“(There was) nothing about (the) Christian religion. If the article was an accurate reproduction, it was against Christian missionaries who pay money to convert people.

“That is the gist of the (reproduced) article,” he said.

Akhtar also ordered Maklin and Lawrence to pay RM50,000 each to Hadi in costs.

He said the suit cannot be considered a public interest issue just because a public figure made a statement in 2016 and it was raised a few years later.

The plaintiffs also cannot hide their action as a public interest litigation to avoid paying costs.

“In this case, the court should impose punitive costs because a frivolous case can choke the justice system with unnecessary litigation,” he said.

The judge also remarked that the phrase “see you in court” these days had become a fashion statement and meant to scare persons.

“However, we shouldn’t allow everybody to bring frivolous actions,” he said.

Akhtar said Maklin and Lawrence should be blamed for “seditious tendencies” as they resurrected the matter which took place in 2016.

“We cannot blindly follow English authorities and abandon the written constitution like ours which clearly demarcates the powers between the legislature, executive and the judiciary,” he said.

On Dec 9, Maklin and Lawrence filed the lawsuit over Abdul Hadi’s statement which was published in Harakah on Jan 18,2016.

The duo claimed that the statement was then reported by online news portal Free Malaysia Today on the same day.

In the lawsuit, the duo sought a declaration that Abdul Hadi committed an act contrary to Section 3 of the Sedition Act 1948.

They sought a declaration that the defendant was unfit to hold any position in the government of Malaysia, including any position equivalent to a ministerial post.

On April 20,2020, the Perikatan Nasional government appointed Abdul Hadi as a special envoy to the Middle East with the rank of a minister.

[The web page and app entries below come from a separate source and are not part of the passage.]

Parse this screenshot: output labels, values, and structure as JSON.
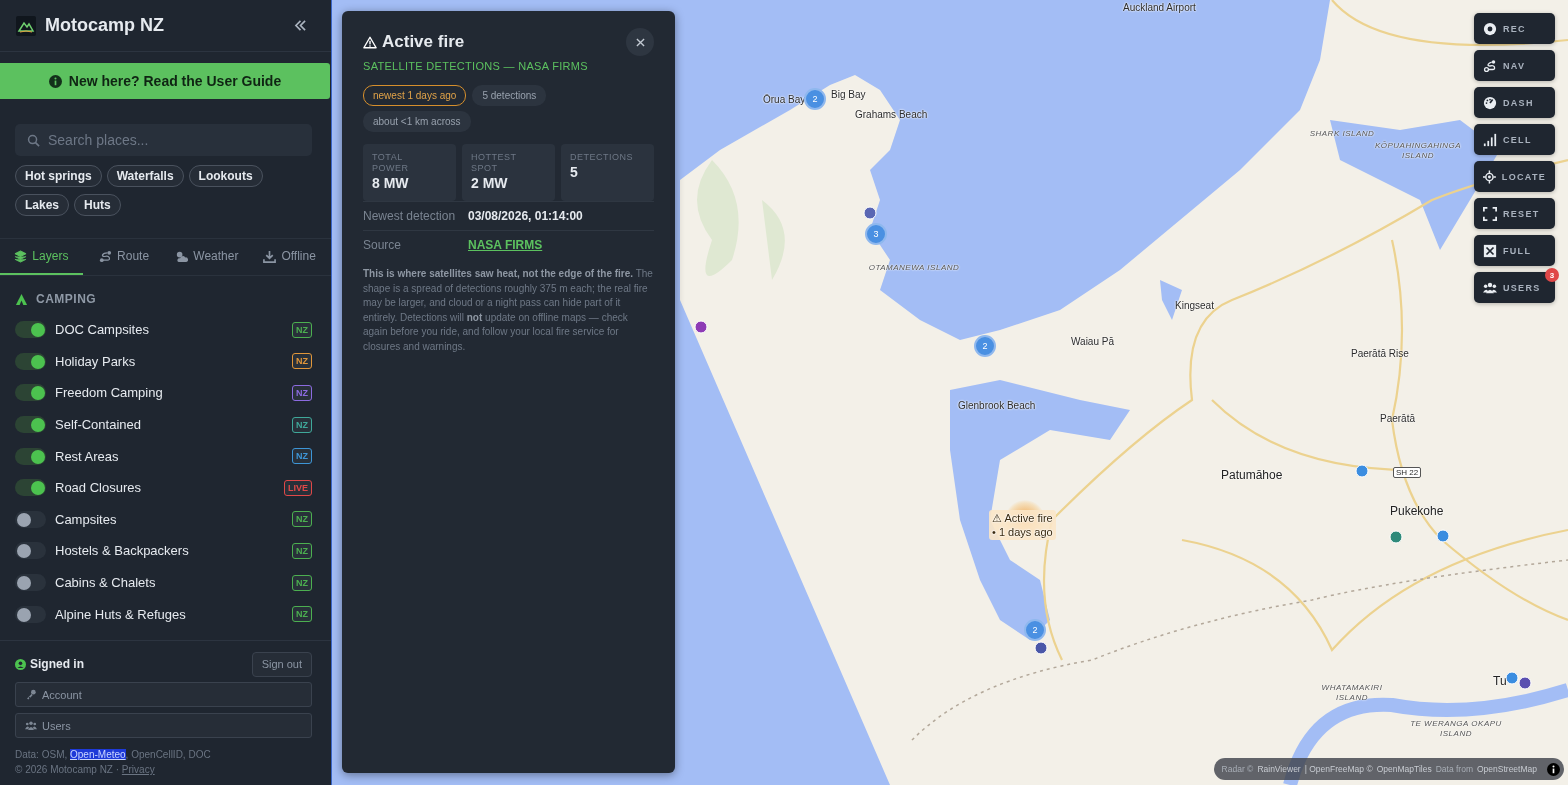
{
  "app": {
    "title": "Motocamp NZ"
  },
  "guide_banner": {
    "text": "New here? Read the User Guide"
  },
  "search": {
    "placeholder": "Search places..."
  },
  "quick_filters": [
    "Hot springs",
    "Waterfalls",
    "Lookouts",
    "Lakes",
    "Huts"
  ],
  "tabs": [
    {
      "label": "Layers",
      "selected": true
    },
    {
      "label": "Route",
      "selected": false
    },
    {
      "label": "Weather",
      "selected": false
    },
    {
      "label": "Offline",
      "selected": false
    }
  ],
  "section": {
    "title": "CAMPING"
  },
  "layers": [
    {
      "name": "DOC Campsites",
      "on": true,
      "badge": "NZ",
      "color": "#4caf50"
    },
    {
      "name": "Holiday Parks",
      "on": true,
      "badge": "NZ",
      "color": "#e0963a"
    },
    {
      "name": "Freedom Camping",
      "on": true,
      "badge": "NZ",
      "color": "#8c6be0"
    },
    {
      "name": "Self-Contained",
      "on": true,
      "badge": "NZ",
      "color": "#3fa89a"
    },
    {
      "name": "Rest Areas",
      "on": true,
      "badge": "NZ",
      "color": "#3d95d6"
    },
    {
      "name": "Road Closures",
      "on": true,
      "badge": "LIVE",
      "color": "#e04848"
    },
    {
      "name": "Campsites",
      "on": false,
      "badge": "NZ",
      "color": "#4caf50"
    },
    {
      "name": "Hostels & Backpackers",
      "on": false,
      "badge": "NZ",
      "color": "#4caf50"
    },
    {
      "name": "Cabins & Chalets",
      "on": false,
      "badge": "NZ",
      "color": "#4caf50"
    },
    {
      "name": "Alpine Huts & Refuges",
      "on": false,
      "badge": "NZ",
      "color": "#4caf50"
    }
  ],
  "account": {
    "status": "Signed in",
    "sign_out": "Sign out",
    "account_button": "Account",
    "users_button": "Users"
  },
  "footer": {
    "data_prefix": "Data: OSM, ",
    "data_link": "Open-Meteo",
    "data_suffix": ", OpenCellID, DOC",
    "copyright": "© 2026 Motocamp NZ · ",
    "privacy": "Privacy"
  },
  "fire_panel": {
    "title": "Active fire",
    "subtitle": "SATELLITE DETECTIONS — NASA FIRMS",
    "chips": [
      {
        "text": "newest 1 days ago",
        "kind": "highlight"
      },
      {
        "text": "5 detections",
        "kind": "plain"
      },
      {
        "text": "about <1 km across",
        "kind": "plain"
      }
    ],
    "stats": [
      {
        "label": "TOTAL POWER",
        "value": "8 MW"
      },
      {
        "label": "HOTTEST SPOT",
        "value": "2 MW"
      },
      {
        "label": "DETECTIONS",
        "value": "5"
      }
    ],
    "details": [
      {
        "label": "Newest detection",
        "value": "03/08/2026, 01:14:00",
        "kind": "text"
      },
      {
        "label": "Source",
        "value": "NASA FIRMS",
        "kind": "link"
      }
    ],
    "note": "**This is where satellites saw heat, not the edge of the fire.** The shape is a spread of detections roughly 375 m each; the real fire may be larger, and cloud or a night pass can hide part of it entirely. Detections will **not** update on offline maps — check again before you ride, and follow your local fire service for closures and warnings."
  },
  "map": {
    "labels": [
      {
        "text": "Auckland Airport",
        "kind": "place"
      },
      {
        "text": "Ōrua Bay",
        "kind": "place"
      },
      {
        "text": "Big Bay",
        "kind": "place"
      },
      {
        "text": "Grahams Beach",
        "kind": "place"
      },
      {
        "text": "OTAMANEWA ISLAND",
        "kind": "island"
      },
      {
        "text": "SHARK ISLAND",
        "kind": "island"
      },
      {
        "text": "KŌPUAHINGAHINGA ISLAND",
        "kind": "island"
      },
      {
        "text": "Kingseat",
        "kind": "place"
      },
      {
        "text": "Waiau Pā",
        "kind": "place"
      },
      {
        "text": "Paerātā Rise",
        "kind": "place"
      },
      {
        "text": "Glenbrook Beach",
        "kind": "place"
      },
      {
        "text": "Paerātā",
        "kind": "place"
      },
      {
        "text": "Patumāhoe",
        "kind": "town"
      },
      {
        "text": "SH 22",
        "kind": "road"
      },
      {
        "text": "Pukekohe",
        "kind": "town"
      },
      {
        "text": "WHATAMAKIRI ISLAND",
        "kind": "island"
      },
      {
        "text": "TE WERANGA OKAPU ISLAND",
        "kind": "island"
      },
      {
        "text": "Tu",
        "kind": "town"
      }
    ],
    "clusters": [
      "2",
      "3",
      "2",
      "2"
    ],
    "points": [
      {
        "color": "#5a67b3"
      },
      {
        "color": "#8e3bb5"
      },
      {
        "color": "#3b8de0"
      },
      {
        "color": "#2e8a7a"
      },
      {
        "color": "#3b8de0"
      },
      {
        "color": "#4a57a8"
      },
      {
        "color": "#3b8de0"
      },
      {
        "color": "#5a4fb0"
      }
    ],
    "fire": {
      "line1": "⚠ Active fire",
      "line2": "• 1 days ago"
    }
  },
  "map_controls": [
    {
      "label": "REC"
    },
    {
      "label": "NAV"
    },
    {
      "label": "DASH"
    },
    {
      "label": "CELL"
    },
    {
      "label": "LOCATE"
    },
    {
      "label": "RESET"
    },
    {
      "label": "FULL"
    },
    {
      "label": "USERS",
      "badge": "3"
    }
  ],
  "attribution": [
    {
      "text": "Radar ©",
      "kind": "dim"
    },
    {
      "text": "RainViewer",
      "kind": "link"
    },
    {
      "text": "| OpenFreeMap ©",
      "kind": "link"
    },
    {
      "text": "OpenMapTiles",
      "kind": "link"
    },
    {
      "text": "Data from",
      "kind": "dim"
    },
    {
      "text": "OpenStreetMap",
      "kind": "link"
    }
  ]
}
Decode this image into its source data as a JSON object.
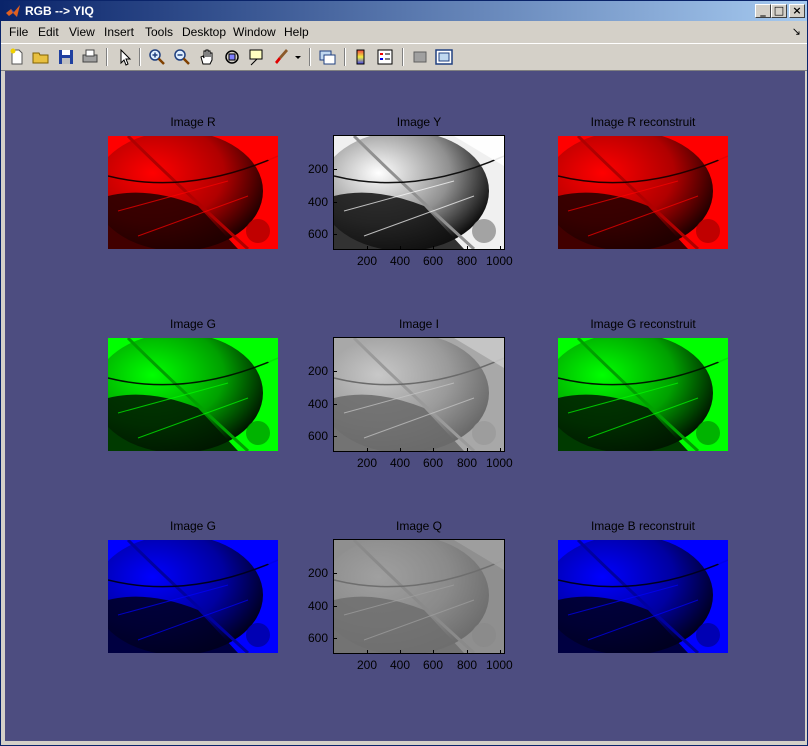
{
  "window": {
    "title": "RGB --> YIQ",
    "minimize": "_",
    "maximize": "□",
    "close": "×"
  },
  "menu": [
    "File",
    "Edit",
    "View",
    "Insert",
    "Tools",
    "Desktop",
    "Window",
    "Help"
  ],
  "menu_dock": "↘",
  "toolbar": [
    "new-figure",
    "open-file",
    "save",
    "print",
    "edit-plot",
    "zoom-in",
    "zoom-out",
    "pan",
    "rotate-3d",
    "data-cursor",
    "brush",
    "brush-dropdown",
    "link-plot",
    "insert-colorbar",
    "insert-legend",
    "hide-plot-tools",
    "show-plot-tools"
  ],
  "figure_bg": "#4d4d80",
  "axes": [
    {
      "title": "Image R",
      "type": "red"
    },
    {
      "title": "Image Y",
      "type": "gray-y"
    },
    {
      "title": "Image R reconstruit",
      "type": "red"
    },
    {
      "title": "Image G",
      "type": "green"
    },
    {
      "title": "Image I",
      "type": "gray-i"
    },
    {
      "title": "Image G reconstruit",
      "type": "green"
    },
    {
      "title": "Image G",
      "type": "blue"
    },
    {
      "title": "Image Q",
      "type": "gray-q"
    },
    {
      "title": "Image B  reconstruit",
      "type": "blue"
    }
  ],
  "ticks": {
    "x": [
      "200",
      "400",
      "600",
      "800",
      "1000"
    ],
    "y": [
      "200",
      "400",
      "600"
    ]
  }
}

In their statement of claim, they said Abdul Hadi’s statement had cast aspersions on the Christian community in Malaysia.

“It has been more than four years since the defendant issued this…statement, but no prosecution has been brought,” they said.

Meanwhile, Hadi’s lawyer Yusfarizal Yusoff said today decision would mean that an alleged attempt to smear Hadi’s reputation has failed.

He said the legal team welcomes and applauds the High Court’s decision, which he said was “without a doubt well-reasoned”.

“Alhamdulillah, the attempt to smear the reputation of Tuan Guru by portraying himself to be a religious zealot against Christianity, particularly the Christian community in Malaysia has failed,” he told reporters in a brief written comment, referring to Hadi as Tuan Guru.

Yusfarizal also argued that the two Sabahans had filed the lawsuit for political mileage.

“Not only that this suit was filed for political mileage, it has also abused the process of the court by urging the court to disregard the fundamental doctrine of separation of power by demanding the court to impose the wishes of the plaintiffs on the executive’s discretionary powers in executive appointments.

“The plaintiffs had also sought to usurp the powers of the office of the AG in seeking a criminal conviction against Tuan Guru in a civil court which is against the fabric of our democratic ideal,” he argued in his brief comment.

The plaintiffs were represented by lawyers R Kengadharan and Marcus Lee while Abdul Hadi was represented by Yusfariza and Adam Luqman Amdan.